Edit-This may sound weird, but bear w/me: can he swim down? Sometimes bettas will appear to be spending an abnormally long amount of time @ the surface & it's not until you see them try to swim down that you realize they can't or can't w/o a lot of difficulty. If this is the case, it's still SB. If he can my guess is it's a cold water or water change change frequency issue. And if he was just scaring you w/o reason, then I'm glad that's all it is!
1) Food: Their stomach is the size of their eye so feed 2-3 pieces of food/day & fast 1 day/wk. Flakes, pellets & freeze dried food have lots of filler they can't digest that can cause bloating issues in sensitive & old bettas. If you feed pellets soak them in water before feeding or they'll expand in his stomach & can cause digestive issues. Frozen foods like brine shrimp, bloodworms, mosquito larvae & glassworms are much more nutritious & easier to digest. & are @ Petco/PetSmart, for $4-5/slab/bubble pack. And yes, get rid of the feeding ring: it's liekly either polluting his water & making him ill or affecting his SB or he's overeating, which is also an SB cause.
2) Constipation: Get a frozen pea (w/o salt as an ingredient since it retains water), put it in a cup w/water, microwave it for 2 min., deshell it, then feed some of the innards on a toothpick. If she's better a few hours to a day later she was constipated.
3) Bettas are tropical fish & need water @ a steady 78 degrees. Cooler temps. cause color loss, clamped fins, lethargy, digestive issues, loss of appetite, stress, illness &/or death. 1-gallon (7.5 or 10 watt heater @ PetSmart and PetCo), 2.5-3 gallons: 25 watt heater (@ most pet stores), 5 gallons: 50 watt heater (@ most pet stores).
4) Water changes remove ammonia, which is toxic & forms in water from uneaten food, waste, his breathing. It's colorless & odorless so you can't tell if the water's ok by seeing if it "looks clean." For uncycled 100% water change tanks: 1 gallon: change 100% of the water (& rinse off plants, gravel, take the fish out, etc.) every other day; 2.5-3 gallons 2-3 times/week; 5 gallons 1-2 x's/week. Many people say not to change all the water but w/uncycled tanks you MUST; otherwise the toxic ammonia levels continually rise; since you're leaving some water in @/every water change the % of ammonia in the water also rises each time. Any Ammonia is enough to stress, sicken or kill fish, so none is the only ok amount. If it's cycled, change 10-25% of the water (the exact amount is determined by your tank's water test kit results) & vacuum 1/3 of the gravel 1x/week.
5) Some develop it @ the end of their lifespan.
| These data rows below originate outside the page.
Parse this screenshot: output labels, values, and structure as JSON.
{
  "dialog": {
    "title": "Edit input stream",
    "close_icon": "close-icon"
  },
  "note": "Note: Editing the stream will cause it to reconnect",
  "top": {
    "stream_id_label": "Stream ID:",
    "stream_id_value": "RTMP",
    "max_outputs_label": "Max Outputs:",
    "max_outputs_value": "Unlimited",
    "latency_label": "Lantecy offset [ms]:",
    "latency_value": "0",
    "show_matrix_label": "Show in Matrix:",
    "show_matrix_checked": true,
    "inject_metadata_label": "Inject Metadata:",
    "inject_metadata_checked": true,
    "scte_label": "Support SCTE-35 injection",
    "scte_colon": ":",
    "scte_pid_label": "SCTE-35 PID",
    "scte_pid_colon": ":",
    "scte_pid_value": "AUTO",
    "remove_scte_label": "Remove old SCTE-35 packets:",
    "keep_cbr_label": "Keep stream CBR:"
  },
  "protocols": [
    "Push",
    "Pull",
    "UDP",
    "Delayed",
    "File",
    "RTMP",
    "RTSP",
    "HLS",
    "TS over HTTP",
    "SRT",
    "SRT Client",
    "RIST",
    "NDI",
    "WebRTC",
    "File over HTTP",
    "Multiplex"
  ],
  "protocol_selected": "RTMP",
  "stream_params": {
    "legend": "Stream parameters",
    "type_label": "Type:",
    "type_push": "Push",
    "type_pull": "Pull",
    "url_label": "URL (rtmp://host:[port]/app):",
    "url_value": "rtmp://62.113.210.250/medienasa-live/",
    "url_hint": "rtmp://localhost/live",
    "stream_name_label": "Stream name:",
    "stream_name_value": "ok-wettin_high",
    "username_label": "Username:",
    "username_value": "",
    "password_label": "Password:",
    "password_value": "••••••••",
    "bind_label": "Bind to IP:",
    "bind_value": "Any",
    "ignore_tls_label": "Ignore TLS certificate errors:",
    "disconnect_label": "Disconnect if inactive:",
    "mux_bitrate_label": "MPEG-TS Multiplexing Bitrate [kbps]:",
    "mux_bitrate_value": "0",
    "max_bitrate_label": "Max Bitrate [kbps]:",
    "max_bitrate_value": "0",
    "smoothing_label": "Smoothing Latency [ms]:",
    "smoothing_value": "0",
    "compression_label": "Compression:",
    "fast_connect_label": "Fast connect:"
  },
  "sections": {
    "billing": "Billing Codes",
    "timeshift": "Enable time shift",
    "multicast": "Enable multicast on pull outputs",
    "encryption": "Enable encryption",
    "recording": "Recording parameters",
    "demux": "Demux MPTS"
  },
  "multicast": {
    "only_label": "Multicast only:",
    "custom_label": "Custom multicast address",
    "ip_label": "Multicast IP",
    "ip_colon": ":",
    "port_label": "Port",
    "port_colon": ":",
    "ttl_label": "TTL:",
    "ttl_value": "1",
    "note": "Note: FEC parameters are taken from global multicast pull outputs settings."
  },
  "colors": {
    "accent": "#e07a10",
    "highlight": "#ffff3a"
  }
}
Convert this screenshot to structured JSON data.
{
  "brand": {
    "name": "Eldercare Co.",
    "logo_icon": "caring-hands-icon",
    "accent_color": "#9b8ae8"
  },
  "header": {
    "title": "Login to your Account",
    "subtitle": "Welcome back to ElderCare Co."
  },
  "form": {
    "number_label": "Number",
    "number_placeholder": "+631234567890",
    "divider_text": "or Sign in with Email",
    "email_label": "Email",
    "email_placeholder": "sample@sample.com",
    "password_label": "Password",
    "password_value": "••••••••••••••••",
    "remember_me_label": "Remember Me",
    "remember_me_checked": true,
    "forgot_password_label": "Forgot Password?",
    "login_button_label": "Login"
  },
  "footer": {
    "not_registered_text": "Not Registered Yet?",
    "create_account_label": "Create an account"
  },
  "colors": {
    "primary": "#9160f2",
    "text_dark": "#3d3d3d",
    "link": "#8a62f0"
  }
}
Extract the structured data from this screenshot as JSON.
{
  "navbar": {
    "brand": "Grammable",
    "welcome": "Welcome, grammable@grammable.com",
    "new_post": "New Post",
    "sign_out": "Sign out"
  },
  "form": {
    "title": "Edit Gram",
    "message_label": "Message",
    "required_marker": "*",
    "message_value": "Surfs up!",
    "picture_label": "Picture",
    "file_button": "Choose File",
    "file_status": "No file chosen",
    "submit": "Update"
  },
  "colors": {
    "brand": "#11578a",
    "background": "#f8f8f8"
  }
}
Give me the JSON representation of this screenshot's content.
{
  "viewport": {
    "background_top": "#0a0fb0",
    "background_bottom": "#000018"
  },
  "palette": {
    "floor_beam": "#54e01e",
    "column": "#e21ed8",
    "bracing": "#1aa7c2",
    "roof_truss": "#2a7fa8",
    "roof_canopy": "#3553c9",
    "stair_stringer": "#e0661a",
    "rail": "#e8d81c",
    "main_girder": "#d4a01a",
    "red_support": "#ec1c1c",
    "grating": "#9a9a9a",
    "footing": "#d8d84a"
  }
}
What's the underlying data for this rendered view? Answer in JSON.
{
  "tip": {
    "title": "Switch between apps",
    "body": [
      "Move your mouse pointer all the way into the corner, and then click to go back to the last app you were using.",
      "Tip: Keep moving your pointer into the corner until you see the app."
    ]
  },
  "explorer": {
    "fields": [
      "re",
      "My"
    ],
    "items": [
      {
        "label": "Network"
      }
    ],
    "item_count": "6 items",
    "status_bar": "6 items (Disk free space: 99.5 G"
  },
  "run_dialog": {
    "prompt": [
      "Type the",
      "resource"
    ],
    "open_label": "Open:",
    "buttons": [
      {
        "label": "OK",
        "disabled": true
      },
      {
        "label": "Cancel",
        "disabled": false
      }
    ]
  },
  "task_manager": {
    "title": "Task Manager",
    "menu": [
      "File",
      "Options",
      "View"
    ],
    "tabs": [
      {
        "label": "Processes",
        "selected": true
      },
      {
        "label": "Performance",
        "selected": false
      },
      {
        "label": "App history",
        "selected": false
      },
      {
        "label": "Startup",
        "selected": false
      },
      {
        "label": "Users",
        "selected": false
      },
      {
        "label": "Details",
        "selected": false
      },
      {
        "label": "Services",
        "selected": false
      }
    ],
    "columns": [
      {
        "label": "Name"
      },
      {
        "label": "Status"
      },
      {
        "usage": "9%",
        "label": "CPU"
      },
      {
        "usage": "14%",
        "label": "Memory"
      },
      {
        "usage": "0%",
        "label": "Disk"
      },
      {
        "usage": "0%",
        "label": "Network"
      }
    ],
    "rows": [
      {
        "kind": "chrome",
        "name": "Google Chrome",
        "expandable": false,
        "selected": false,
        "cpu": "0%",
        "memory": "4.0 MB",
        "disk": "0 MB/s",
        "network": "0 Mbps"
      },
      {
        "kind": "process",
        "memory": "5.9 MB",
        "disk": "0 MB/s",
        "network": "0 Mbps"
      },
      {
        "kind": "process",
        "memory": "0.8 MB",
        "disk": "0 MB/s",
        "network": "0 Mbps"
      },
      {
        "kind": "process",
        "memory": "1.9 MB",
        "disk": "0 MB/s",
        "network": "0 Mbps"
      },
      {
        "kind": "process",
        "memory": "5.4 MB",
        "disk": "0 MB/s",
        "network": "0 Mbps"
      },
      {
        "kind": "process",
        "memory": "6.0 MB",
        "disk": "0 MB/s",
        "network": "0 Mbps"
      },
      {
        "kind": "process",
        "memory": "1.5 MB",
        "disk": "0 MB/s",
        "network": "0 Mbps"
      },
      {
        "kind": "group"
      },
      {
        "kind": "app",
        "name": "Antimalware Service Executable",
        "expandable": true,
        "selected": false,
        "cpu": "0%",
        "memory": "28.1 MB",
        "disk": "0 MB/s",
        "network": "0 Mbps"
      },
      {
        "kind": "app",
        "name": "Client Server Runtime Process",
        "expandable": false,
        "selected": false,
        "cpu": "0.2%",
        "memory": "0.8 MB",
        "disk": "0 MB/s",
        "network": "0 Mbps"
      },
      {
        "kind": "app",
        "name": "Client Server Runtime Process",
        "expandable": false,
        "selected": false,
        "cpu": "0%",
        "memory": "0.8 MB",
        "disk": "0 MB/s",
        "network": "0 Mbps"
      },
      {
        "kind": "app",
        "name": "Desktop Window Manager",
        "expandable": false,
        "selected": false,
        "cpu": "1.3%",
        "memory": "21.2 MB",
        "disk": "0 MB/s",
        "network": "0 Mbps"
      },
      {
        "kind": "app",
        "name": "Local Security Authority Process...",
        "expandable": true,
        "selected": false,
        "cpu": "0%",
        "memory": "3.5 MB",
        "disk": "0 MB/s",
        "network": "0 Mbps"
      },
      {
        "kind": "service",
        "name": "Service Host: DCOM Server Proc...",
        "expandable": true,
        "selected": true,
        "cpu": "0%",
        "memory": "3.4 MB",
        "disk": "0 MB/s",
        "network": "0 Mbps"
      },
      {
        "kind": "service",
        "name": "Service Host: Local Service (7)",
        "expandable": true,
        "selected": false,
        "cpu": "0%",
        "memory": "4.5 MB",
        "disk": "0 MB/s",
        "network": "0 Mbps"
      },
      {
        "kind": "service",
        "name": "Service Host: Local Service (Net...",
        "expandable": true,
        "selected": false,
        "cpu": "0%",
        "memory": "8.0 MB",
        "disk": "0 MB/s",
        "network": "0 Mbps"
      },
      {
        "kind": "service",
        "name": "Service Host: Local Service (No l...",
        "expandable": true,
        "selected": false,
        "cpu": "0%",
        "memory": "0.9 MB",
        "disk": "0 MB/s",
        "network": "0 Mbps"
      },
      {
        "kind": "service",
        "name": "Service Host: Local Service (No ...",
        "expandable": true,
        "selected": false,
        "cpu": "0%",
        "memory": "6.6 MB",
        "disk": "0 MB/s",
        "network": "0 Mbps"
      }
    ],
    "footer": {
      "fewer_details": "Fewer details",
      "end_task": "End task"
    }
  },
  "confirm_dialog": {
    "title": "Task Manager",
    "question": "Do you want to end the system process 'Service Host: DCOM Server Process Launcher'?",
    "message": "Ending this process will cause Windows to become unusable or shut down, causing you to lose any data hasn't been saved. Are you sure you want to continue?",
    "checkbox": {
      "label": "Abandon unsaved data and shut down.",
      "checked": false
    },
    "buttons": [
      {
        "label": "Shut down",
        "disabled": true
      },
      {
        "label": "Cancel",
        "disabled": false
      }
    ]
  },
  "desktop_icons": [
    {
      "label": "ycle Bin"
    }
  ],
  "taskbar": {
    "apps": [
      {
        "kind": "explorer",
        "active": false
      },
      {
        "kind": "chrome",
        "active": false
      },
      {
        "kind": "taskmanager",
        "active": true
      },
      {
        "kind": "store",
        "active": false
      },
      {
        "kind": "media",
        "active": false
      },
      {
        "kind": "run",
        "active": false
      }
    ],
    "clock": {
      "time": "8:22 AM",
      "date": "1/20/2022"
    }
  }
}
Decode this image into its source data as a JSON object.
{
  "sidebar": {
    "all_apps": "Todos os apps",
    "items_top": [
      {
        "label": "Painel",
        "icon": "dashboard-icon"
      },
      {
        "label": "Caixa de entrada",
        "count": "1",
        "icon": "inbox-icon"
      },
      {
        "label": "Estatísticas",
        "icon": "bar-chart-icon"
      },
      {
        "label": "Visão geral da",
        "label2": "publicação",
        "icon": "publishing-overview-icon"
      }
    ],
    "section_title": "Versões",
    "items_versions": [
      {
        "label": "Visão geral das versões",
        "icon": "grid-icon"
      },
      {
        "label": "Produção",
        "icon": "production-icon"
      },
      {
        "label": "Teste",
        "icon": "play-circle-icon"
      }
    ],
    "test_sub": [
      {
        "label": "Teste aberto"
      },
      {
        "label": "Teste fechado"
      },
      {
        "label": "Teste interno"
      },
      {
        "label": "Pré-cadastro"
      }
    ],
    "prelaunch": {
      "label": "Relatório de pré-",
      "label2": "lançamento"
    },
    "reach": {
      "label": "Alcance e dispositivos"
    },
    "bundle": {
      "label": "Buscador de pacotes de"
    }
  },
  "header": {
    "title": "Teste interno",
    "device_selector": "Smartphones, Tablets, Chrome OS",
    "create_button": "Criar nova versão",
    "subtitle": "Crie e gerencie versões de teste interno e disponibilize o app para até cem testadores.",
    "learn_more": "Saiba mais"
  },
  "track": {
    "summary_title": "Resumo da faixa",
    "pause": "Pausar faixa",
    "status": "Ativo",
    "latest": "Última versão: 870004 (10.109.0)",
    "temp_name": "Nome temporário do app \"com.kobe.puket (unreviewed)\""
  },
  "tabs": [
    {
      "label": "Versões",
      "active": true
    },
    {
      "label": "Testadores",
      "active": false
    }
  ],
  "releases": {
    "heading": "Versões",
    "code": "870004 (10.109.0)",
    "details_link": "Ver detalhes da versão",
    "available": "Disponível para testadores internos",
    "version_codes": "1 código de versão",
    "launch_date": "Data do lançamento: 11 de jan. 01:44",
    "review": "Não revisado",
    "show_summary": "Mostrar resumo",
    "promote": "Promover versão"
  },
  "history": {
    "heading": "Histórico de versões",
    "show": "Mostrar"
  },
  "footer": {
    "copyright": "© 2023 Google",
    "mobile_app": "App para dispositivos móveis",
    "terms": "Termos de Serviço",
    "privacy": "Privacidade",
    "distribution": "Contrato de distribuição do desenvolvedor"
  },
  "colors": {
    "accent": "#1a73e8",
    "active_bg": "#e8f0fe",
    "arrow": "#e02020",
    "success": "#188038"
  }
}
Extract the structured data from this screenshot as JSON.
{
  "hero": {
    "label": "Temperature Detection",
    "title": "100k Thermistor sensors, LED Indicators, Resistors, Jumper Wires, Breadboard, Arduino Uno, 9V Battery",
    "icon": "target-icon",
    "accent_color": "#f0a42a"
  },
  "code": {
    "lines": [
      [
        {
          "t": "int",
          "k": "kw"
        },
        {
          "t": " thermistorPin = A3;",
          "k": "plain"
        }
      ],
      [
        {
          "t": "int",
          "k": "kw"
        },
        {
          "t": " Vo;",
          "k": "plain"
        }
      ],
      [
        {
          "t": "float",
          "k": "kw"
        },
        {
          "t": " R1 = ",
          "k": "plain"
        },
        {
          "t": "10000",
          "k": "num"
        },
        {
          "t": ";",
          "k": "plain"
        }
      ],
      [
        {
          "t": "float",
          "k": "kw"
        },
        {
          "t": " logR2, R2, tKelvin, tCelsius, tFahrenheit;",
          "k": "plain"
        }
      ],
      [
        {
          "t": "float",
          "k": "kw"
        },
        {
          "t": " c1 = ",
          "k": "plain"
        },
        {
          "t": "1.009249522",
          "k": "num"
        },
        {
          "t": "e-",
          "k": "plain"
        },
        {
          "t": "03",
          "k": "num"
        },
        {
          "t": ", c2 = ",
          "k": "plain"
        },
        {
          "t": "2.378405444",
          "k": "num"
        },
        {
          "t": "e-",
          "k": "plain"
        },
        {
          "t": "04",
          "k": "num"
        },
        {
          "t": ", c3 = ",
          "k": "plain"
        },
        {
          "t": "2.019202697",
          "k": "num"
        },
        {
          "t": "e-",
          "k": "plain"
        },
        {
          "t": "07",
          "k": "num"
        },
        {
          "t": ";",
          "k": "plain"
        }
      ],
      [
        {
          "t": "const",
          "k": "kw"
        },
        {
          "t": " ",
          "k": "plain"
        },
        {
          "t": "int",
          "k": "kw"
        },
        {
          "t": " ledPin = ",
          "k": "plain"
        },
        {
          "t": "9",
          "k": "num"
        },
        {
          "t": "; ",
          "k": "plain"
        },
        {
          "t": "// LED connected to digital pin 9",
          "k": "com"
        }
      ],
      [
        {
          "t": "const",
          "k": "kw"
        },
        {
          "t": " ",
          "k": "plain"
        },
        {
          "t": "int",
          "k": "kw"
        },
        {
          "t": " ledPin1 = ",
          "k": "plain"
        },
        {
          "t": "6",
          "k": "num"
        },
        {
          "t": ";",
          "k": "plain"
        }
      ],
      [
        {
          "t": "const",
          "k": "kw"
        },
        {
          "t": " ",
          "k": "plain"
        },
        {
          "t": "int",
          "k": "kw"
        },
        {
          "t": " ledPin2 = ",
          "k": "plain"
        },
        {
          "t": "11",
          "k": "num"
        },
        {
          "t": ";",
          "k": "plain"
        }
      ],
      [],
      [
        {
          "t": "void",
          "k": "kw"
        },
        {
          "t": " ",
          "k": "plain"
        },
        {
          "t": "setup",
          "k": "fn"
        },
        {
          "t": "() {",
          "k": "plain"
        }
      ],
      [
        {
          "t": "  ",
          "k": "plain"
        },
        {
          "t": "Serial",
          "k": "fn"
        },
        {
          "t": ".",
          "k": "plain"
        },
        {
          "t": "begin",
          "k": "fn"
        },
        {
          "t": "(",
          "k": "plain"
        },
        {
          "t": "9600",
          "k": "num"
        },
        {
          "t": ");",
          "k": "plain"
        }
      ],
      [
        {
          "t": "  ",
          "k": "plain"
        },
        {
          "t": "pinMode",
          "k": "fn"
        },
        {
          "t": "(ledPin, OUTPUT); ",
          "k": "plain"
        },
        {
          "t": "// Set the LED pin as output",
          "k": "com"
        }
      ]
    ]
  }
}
6) SB can be caused by bacteria due to cold or bad water quality. Kanaplex/Kanamycin is best for infections & easiest on fish so order it online (Ebay's less $ but ask about exp. date before ordering). For now get Jungle Fungus Eliminator or Clear @ PetCo/PetSmart. If you can't find either get Maracyn 1 and 2 (yes, both, since each only treats one type of infection) @ any pet store. Maracyns are recommended least because they've been so overused they often don't treat current infections. Do a 100% water change before adding the med if his tank is not cycled; if it's cycled take out the carbon since its removes meds & do a 10-25% water change (the amt. you change weekly). Treat daily for 3 days (do a 100% water change each day before adding meds for uncycled tanks; follow package instructions for cycled tanks). Retreat if necessary for another 3 days. Wait 20 minutes after doing a water change before adding meds, sooner dilutes them.
SB can be permanent. If it is, he's not in pain or suffering even if it bothers you & it won't kill him. It's unpredictable: he may have a few good days/week or a few good hours/day or have it for good. Make sure you have a few items she can anchor herself under if he wants so he can feel secure even if he can't really swim.
I'm not an expert but have been rescuing sick, injured, old, handicapped bettas from Wal-Mart, PetSmart, etc. for five years. Because most vets don't do much with fish I had to learn through research & experience. I've gotten pretty good at diagnosing things because I've seen most betta health issues at this point.